And from MG Lord: Last summer I discovered the poignant side of Futurama.  Yes, Futurama, Matt Groening and David X. Cohen’s brilliantly comic imagining of the thirtieth century, which also has a heart.

To tell this story I must include a spoiler. The episode titled “Jurrasic Bark” left me in tears.  It deals with the dog that Philip J. Fry, the series’ central character, adopted in the 20th century, before he was transported into the future.  Fry loves his dog, and tries to use futuristic technology to resuscitate him.  But when Fry learns that his beloved canine had lived for years after his disappearance, Fry decides not to.  Then we–the audience–see how the dog, in fact, survived: not loyal to another owner, but year in, year out–watching seasons change, growing old–waiting for Fry’s return.   I went through a box of Kleenex.

And to avoid spoilers, I will simply say that the “The Luck of the Fryrish,” “Leela’s Homeworld,” and “Teenage Mutant Leela Hurdles”are equally moving, as is “Kif Gets Knocked Up a Notch,” a genius meditation on growing up and accepting responsibility.

I realized that no matter how 2-D animated characters may initially seem, great writing can transform them into 3-D, without allthe muss and idiocy of those special glasses.

Brighde Mullins’ “favorites” include: Matthew Zapruder’s book of poems Come On All You Ghosts in which he writes about global warming and his favorite word (pocket) and reminds me that poetry is where it’s at in terms of the inner/outer life and the necessity of articulation.

Anne Enright’s novels and short stories: What Are You Like, Taking Pictures, The Gathering, and her latest, The Forgotten Waltz. Reading her is like reading a fairy tale that has the bone structure of psychological realism. Her characters include ghosts, prostitutes, adulterers, strange children. Her odd lyricism blows my mind.

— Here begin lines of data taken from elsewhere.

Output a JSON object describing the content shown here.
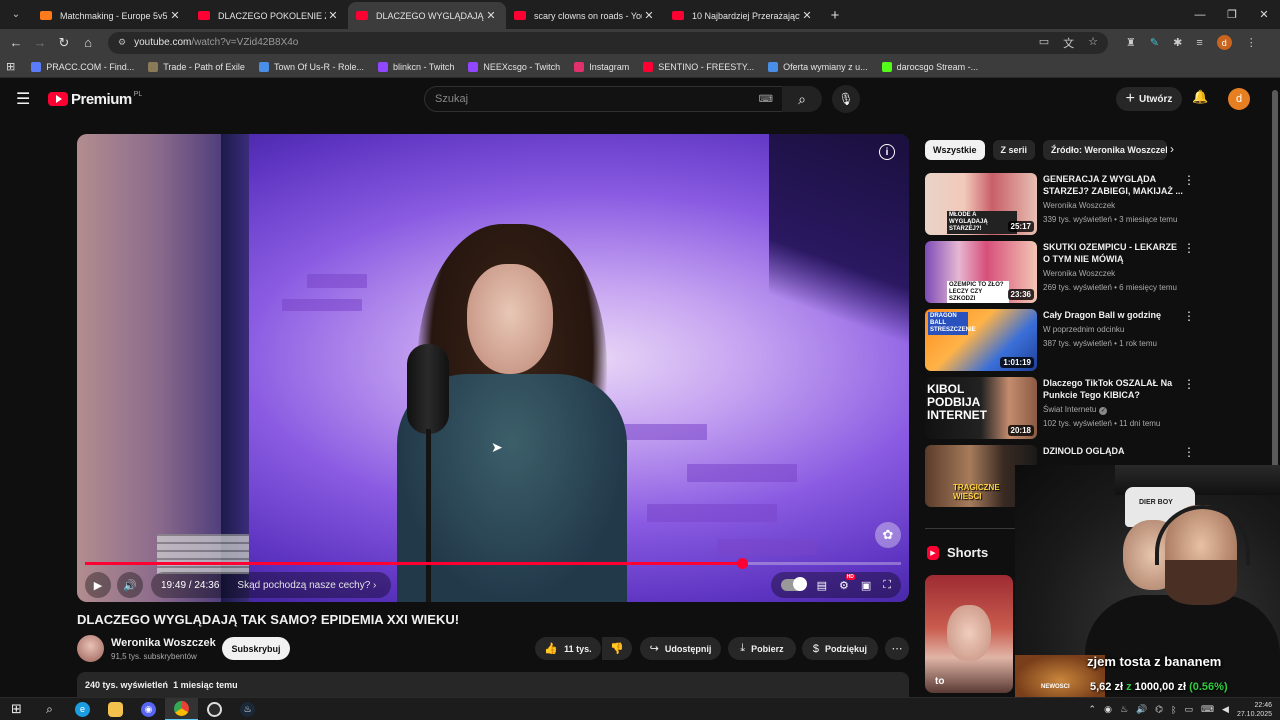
{
  "browser": {
    "tabs": [
      {
        "title": "Matchmaking - Europe 5v5 Qu",
        "favicon_color": "#ff7a1a",
        "active": false
      },
      {
        "title": "DLACZEGO POKOLENIE Z NIE M",
        "favicon_color": "#ff0033",
        "active": false
      },
      {
        "title": "DLACZEGO WYGLĄDAJĄ TAK S",
        "favicon_color": "#ff0033",
        "active": true
      },
      {
        "title": "scary clowns on roads - YouTub",
        "favicon_color": "#ff0033",
        "active": false
      },
      {
        "title": "10 Najbardziej Przerażających P",
        "favicon_color": "#ff0033",
        "active": false
      }
    ],
    "url_host": "youtube.com",
    "url_path": "/watch?v=VZid42B8X4o",
    "profile_initial": "d",
    "bookmarks": [
      {
        "label": "PRACC.COM - Find...",
        "color": "#5b7cfa"
      },
      {
        "label": "Trade - Path of Exile",
        "color": "#8a7a5a"
      },
      {
        "label": "Town Of Us-R - Role...",
        "color": "#4a8fe7"
      },
      {
        "label": "blinkcn - Twitch",
        "color": "#9146ff"
      },
      {
        "label": "NEEXcsgo - Twitch",
        "color": "#9146ff"
      },
      {
        "label": "Instagram",
        "color": "#e1306c"
      },
      {
        "label": "SENTINO - FREESTY...",
        "color": "#ff0033"
      },
      {
        "label": "Oferta wymiany z u...",
        "color": "#4a8fe7"
      },
      {
        "label": "darocsgo Stream -...",
        "color": "#53fc18"
      }
    ]
  },
  "header": {
    "brand": "Premium",
    "region": "PL",
    "search_placeholder": "Szukaj",
    "create_label": "Utwórz",
    "avatar_initial": "d"
  },
  "player": {
    "time_current": "19:49",
    "time_total": "24:36",
    "time_sep": " / ",
    "chapter": "Skąd pochodzą nasze cechy?",
    "progress": 0.805,
    "hd_badge": "HD"
  },
  "video": {
    "title": "DLACZEGO WYGLĄDAJĄ TAK SAMO? EPIDEMIA XXI WIEKU!",
    "channel": "Weronika Woszczek",
    "subscribers": "91,5 tys. subskrybentów",
    "subscribe_label": "Subskrybuj",
    "likes": "11 tys.",
    "share_label": "Udostępnij",
    "download_label": "Pobierz",
    "thanks_label": "Podziękuj",
    "views": "240 tys. wyświetleń",
    "age": "1 miesiąc temu"
  },
  "sidebar": {
    "chips": [
      "Wszystkie",
      "Z serii",
      "Źródło: Weronika Woszczek"
    ],
    "recommendations": [
      {
        "title": "GENERACJA Z WYGLĄDA STARZEJ? ZABIEGI, MAKIJAŻ ...",
        "channel": "Weronika Woszczek",
        "meta": "339 tys. wyświetleń • 3 miesiące temu",
        "duration": "25:17",
        "thumb_overlay": "MŁODE A WYGLĄDAJĄ STARZEJ?!",
        "verified": false
      },
      {
        "title": "SKUTKI OZEMPICU - LEKARZE O TYM NIE MÓWIĄ",
        "channel": "Weronika Woszczek",
        "meta": "269 tys. wyświetleń • 6 miesięcy temu",
        "duration": "23:36",
        "thumb_overlay": "OZEMPIC TO ZŁO? LECZY CZY SZKODZI",
        "verified": false
      },
      {
        "title": "Cały Dragon Ball w godzinę",
        "channel": "W poprzednim odcinku",
        "meta": "387 tys. wyświetleń • 1 rok temu",
        "duration": "1:01:19",
        "thumb_overlay": "DRAGON BALL STRESZCZENIE",
        "verified": false
      },
      {
        "title": "Dlaczego TikTok OSZALAŁ Na Punkcie Tego KIBICA?",
        "channel": "Świat Internetu",
        "meta": "102 tys. wyświetleń • 11 dni temu",
        "duration": "20:18",
        "thumb_overlay": "KIBOL PODBIJA INTERNET",
        "verified": true
      },
      {
        "title": "DZINOLD OGLĄDA",
        "channel": "",
        "meta": "",
        "duration": "",
        "thumb_overlay": "TRAGICZNE WIEŚCI",
        "verified": false
      }
    ],
    "shorts_label": "Shorts",
    "short_caption": "to"
  },
  "webcam": {
    "hat_text": "DIER BOY",
    "caption": "zjem tosta z bananem",
    "amount_current": "5,62 zł",
    "amount_sep": "z",
    "amount_goal": "1000,00 zł",
    "percent": "(0.56%)",
    "brand": "NEWOSCI"
  },
  "taskbar": {
    "time": "22:46",
    "date": "27.10.2025"
  },
  "colors": {
    "accent": "#ff0033",
    "background": "#0f0f0f",
    "chip": "#272727",
    "money_green": "#2ecc40"
  }
}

Susan Sontag’s Regarding the Pain of Others in which she re-assesses her former stance on how images of horror can inure us. She is brave, brave, brave, and one holy hell of a writer.

Justin Cronin’s The Passage, a young adult post apocalyptic epic that I read in two days, and it’s 800 pp. long.

Plays: War Horse at Lincoln Center– the sheer amount of spectacle was disturbing in an impressive way. Reminded me of a saying “down to the puritan marrow of my bones there is something in all this richness that I hate.” My favorite theatre piece was John Fleck’s low-budget high-energy solo about his obsession with Judy Garland, Mad Woman, that played in a tiny theatre in Los Feliz.

What he said, what she said, what she said, what he said–on top of which, I recommend Tom Stoppard’s Arcadia on stage and on the page; and Alice Munro’s The View from Castle Rock, in which she, too (like Stoppard, I mean), is consumed with time, and memory, and imagination; also Wallace Stegner’s Crossing to Safety, which holds up beautifully as a meditation about marriage and friendship. And, at the movies, I loved Beginners–a gem of a film, and a perfect slice of memoir (fictional or not)–which features Christopher Plummer at his very best.

Last thought–if you haven’t yet found your way to the Hollywood Bowl, haven’t seen Gustavo Dudamel in action, treat yourself soon, please do… And that’s all for now. Whew.